If we can grow enough corn to feed people and animals here and abroad, plus fuel our cars and homes, plus make plastic and other associated products, and still have enough left over each year to cover the Corn Palace in Mitchell, South Dakota, more power to America. Unfortunately, we can't do all of that just yet, and to the extent that we attempt to do so, we're creating all kinds of negative externalities. When we use government tools to subsidize ethanol, we're costing ourselves far more than we're gaining from the deal.
The American Enterprise Institute recently co-authored a study with the Brookings Institute that examines the costs and benefits of American ethanol policy. Despite giving ethanol benefits every benefit of the doubt and erring on the side of pro-ethanol when the data were unclear, it is fairly obvious that ethanol is not any sort of panacea:
If annual production increases by three billion gallons in 2012--a plausibly modest number when the EPA made its own calculations--we estimate that the costs will exceed the benefits by about $1 billion a year. If domestic production reaches the more "optimistic" Energy Department projection for that year, net economic costs would likely top $2 billion annually.
Obviously, ethanol has some benefits. It's just that the costs greatly outweigh the benefits. Some of the purported benefits are not even realistic; for example, to really achieve energy independence or otherwise boost national security, we would have to grow many times more corn than has ever been grown in the United States:
The picture on the energy side is a little brighter. For each barrel of oil displaced by ethanol, there are benefits in the form of slightly lower oil prices and reduced potential for economic dislocation from oil-price spikes. We estimate these to be in the neighborhood of $500 million annually in 2012.
Let's visualize that for a moment:
So 15% of all corn grown in the United States is set aside to make corn oil and makes a 2% impact on the gasoline market. Hmm. Well, why not just throw everything we've got at this? How about we use all of our corn-- and then some? And why not, if it could mean stopping Global Warming and shattering OPEC?
Well, all of our corn would make a 15% dent in the gasoline supply:
Incredible costs. Not a lot of payoff.
Indeed, here is a breakdown of the costs and benefits:
Clearly, it's a mixed bag in more than just money terms, but the costs of ethanol are stunningly predominant relative to the benefits. Ethanol is just simply not a miracle cure for what ails America.
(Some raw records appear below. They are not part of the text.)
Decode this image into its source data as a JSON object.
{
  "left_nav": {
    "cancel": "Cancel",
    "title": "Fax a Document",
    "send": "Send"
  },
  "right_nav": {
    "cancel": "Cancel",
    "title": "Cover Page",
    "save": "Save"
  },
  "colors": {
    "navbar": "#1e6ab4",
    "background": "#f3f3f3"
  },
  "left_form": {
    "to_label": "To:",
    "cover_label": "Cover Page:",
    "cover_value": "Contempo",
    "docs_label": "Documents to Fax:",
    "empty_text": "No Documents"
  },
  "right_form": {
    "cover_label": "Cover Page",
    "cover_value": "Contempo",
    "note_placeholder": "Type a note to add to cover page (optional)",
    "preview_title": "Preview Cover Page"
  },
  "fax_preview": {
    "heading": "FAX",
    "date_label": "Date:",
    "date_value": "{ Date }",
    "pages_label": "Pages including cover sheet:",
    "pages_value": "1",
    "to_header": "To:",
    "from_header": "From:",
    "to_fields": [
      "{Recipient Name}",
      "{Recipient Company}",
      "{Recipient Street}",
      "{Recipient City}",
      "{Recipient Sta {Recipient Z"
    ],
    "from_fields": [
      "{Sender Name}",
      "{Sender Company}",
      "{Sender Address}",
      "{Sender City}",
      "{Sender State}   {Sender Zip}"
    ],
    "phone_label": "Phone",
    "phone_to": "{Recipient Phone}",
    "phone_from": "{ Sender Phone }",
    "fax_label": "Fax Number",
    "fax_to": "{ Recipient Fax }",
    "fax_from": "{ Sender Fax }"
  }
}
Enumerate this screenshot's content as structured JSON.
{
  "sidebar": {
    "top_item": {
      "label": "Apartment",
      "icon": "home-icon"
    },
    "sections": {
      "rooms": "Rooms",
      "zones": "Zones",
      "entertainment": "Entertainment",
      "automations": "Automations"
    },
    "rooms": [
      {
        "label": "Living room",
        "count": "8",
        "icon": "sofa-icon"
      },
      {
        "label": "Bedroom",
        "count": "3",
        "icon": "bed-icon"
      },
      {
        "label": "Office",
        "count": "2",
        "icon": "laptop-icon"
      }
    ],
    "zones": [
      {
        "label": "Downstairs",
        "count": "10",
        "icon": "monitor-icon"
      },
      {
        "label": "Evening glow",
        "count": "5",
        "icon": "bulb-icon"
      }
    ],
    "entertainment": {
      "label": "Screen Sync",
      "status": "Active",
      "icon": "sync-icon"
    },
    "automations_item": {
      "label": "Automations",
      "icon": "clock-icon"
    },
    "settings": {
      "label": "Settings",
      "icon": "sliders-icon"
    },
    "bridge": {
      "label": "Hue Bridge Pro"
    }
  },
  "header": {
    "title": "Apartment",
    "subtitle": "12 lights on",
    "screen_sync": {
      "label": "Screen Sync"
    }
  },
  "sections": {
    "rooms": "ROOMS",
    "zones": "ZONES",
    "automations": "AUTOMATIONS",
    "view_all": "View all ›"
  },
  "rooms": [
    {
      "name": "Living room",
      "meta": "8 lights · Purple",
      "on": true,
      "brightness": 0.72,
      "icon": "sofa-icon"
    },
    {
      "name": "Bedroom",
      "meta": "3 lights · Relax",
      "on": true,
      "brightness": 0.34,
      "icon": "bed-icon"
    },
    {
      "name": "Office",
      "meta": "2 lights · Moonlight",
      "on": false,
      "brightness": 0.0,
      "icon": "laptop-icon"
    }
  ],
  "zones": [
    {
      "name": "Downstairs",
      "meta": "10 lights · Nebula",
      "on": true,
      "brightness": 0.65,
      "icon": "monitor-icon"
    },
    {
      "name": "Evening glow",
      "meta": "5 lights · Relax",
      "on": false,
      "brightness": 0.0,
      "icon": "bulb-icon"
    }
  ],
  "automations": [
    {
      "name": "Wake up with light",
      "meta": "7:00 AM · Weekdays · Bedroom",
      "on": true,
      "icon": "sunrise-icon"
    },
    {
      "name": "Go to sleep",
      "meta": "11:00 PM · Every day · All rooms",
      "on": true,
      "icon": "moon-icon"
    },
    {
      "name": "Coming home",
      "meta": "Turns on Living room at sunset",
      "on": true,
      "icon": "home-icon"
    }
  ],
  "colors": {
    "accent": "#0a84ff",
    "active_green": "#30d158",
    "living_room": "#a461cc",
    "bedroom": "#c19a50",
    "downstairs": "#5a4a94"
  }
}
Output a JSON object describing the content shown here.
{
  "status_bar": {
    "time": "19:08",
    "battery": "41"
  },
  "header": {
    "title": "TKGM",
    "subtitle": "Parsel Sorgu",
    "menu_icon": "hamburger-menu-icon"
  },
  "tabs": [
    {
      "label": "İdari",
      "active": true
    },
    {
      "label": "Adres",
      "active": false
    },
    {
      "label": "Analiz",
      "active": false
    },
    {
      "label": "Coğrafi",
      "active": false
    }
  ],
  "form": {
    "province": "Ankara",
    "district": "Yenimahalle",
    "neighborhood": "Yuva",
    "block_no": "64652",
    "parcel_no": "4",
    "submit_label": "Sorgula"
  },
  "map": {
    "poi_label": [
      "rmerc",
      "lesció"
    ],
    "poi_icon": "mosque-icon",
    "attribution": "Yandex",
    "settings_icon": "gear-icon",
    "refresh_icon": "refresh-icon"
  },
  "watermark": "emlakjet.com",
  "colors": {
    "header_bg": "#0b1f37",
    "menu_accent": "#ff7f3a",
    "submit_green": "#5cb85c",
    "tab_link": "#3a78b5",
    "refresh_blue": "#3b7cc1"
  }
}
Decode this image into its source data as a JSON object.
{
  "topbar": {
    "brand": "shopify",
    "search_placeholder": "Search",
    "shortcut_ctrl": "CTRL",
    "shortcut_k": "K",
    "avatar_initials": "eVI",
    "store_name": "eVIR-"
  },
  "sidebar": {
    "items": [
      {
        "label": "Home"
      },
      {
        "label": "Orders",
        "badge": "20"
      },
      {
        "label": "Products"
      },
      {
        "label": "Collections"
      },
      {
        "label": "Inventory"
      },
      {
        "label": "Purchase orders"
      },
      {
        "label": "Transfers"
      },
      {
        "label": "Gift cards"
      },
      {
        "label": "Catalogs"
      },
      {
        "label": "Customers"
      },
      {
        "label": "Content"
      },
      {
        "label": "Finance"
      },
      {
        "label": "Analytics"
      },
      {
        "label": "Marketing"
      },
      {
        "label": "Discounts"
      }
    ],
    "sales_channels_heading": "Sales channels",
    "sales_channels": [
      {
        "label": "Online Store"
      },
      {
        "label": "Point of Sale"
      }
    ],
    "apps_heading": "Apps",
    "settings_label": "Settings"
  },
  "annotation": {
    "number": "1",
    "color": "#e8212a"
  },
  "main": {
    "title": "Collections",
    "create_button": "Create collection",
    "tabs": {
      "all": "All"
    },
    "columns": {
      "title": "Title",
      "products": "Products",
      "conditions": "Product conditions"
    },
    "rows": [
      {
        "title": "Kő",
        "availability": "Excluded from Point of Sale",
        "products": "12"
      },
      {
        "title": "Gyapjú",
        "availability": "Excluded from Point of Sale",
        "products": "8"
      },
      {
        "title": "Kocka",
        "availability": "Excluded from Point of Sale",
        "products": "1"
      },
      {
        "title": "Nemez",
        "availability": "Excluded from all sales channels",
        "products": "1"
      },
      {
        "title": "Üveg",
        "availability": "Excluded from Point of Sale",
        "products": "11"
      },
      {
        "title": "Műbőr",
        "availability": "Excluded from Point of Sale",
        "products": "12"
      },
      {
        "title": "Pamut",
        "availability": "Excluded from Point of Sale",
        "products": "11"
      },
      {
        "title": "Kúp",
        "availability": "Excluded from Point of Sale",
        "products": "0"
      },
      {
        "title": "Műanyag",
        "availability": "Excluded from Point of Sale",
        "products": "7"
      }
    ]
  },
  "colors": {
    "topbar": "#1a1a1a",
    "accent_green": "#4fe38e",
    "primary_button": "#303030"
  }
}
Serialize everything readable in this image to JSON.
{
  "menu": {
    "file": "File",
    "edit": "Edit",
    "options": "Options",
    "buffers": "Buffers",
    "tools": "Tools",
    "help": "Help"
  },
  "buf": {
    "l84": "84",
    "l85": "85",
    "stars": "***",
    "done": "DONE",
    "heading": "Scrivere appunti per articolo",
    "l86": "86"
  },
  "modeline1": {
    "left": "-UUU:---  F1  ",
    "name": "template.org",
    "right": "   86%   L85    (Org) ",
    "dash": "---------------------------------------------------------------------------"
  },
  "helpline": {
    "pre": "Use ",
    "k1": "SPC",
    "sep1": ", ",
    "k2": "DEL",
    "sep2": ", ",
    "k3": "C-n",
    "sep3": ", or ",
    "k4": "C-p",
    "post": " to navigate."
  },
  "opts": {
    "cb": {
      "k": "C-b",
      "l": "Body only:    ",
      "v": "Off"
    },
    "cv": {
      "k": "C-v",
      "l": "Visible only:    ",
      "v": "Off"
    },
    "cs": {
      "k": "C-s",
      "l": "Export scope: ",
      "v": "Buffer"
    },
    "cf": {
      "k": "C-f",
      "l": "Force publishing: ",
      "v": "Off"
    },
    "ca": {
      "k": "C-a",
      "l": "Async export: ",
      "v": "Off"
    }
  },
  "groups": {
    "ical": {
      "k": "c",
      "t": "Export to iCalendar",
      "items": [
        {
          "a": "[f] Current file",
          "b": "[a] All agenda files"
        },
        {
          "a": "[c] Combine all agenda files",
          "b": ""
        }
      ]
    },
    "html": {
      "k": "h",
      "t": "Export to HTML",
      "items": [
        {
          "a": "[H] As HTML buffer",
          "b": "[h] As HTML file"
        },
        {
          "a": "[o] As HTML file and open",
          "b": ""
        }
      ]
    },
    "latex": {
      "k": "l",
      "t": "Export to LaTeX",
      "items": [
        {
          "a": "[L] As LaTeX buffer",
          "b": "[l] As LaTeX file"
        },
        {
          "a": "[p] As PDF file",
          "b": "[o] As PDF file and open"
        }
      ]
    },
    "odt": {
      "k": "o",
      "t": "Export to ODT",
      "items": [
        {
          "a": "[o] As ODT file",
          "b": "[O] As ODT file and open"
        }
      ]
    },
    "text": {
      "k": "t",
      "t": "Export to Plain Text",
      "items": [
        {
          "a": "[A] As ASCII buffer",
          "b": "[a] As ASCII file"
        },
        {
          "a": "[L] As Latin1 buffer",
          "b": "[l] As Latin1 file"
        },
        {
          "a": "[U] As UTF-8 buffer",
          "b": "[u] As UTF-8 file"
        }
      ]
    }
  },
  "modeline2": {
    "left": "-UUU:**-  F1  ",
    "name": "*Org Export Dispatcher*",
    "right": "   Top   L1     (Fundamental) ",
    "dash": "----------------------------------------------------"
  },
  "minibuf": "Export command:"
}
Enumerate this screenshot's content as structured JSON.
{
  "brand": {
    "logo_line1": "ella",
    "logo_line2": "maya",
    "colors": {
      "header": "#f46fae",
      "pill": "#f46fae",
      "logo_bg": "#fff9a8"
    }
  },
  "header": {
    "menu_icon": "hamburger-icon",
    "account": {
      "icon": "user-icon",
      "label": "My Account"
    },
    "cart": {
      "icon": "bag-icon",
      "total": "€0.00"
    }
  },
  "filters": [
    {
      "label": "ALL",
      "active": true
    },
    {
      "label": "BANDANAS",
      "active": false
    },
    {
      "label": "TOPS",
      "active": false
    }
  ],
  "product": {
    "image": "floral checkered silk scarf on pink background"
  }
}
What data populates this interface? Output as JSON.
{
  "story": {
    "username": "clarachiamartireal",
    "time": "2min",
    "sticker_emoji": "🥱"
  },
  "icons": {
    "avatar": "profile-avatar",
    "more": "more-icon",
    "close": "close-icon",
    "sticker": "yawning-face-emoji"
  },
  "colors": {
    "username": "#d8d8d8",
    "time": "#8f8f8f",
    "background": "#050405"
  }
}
And that's too bad, considering that this is the safe and politically correct answer-- indeed, the only answer-- for nearly everyone in Washington, DC.
Previous Trivia Tidbit: Worldwide Tax Policy Trends.
Posted by Will Franklin · 3 December 2007 10:22 AM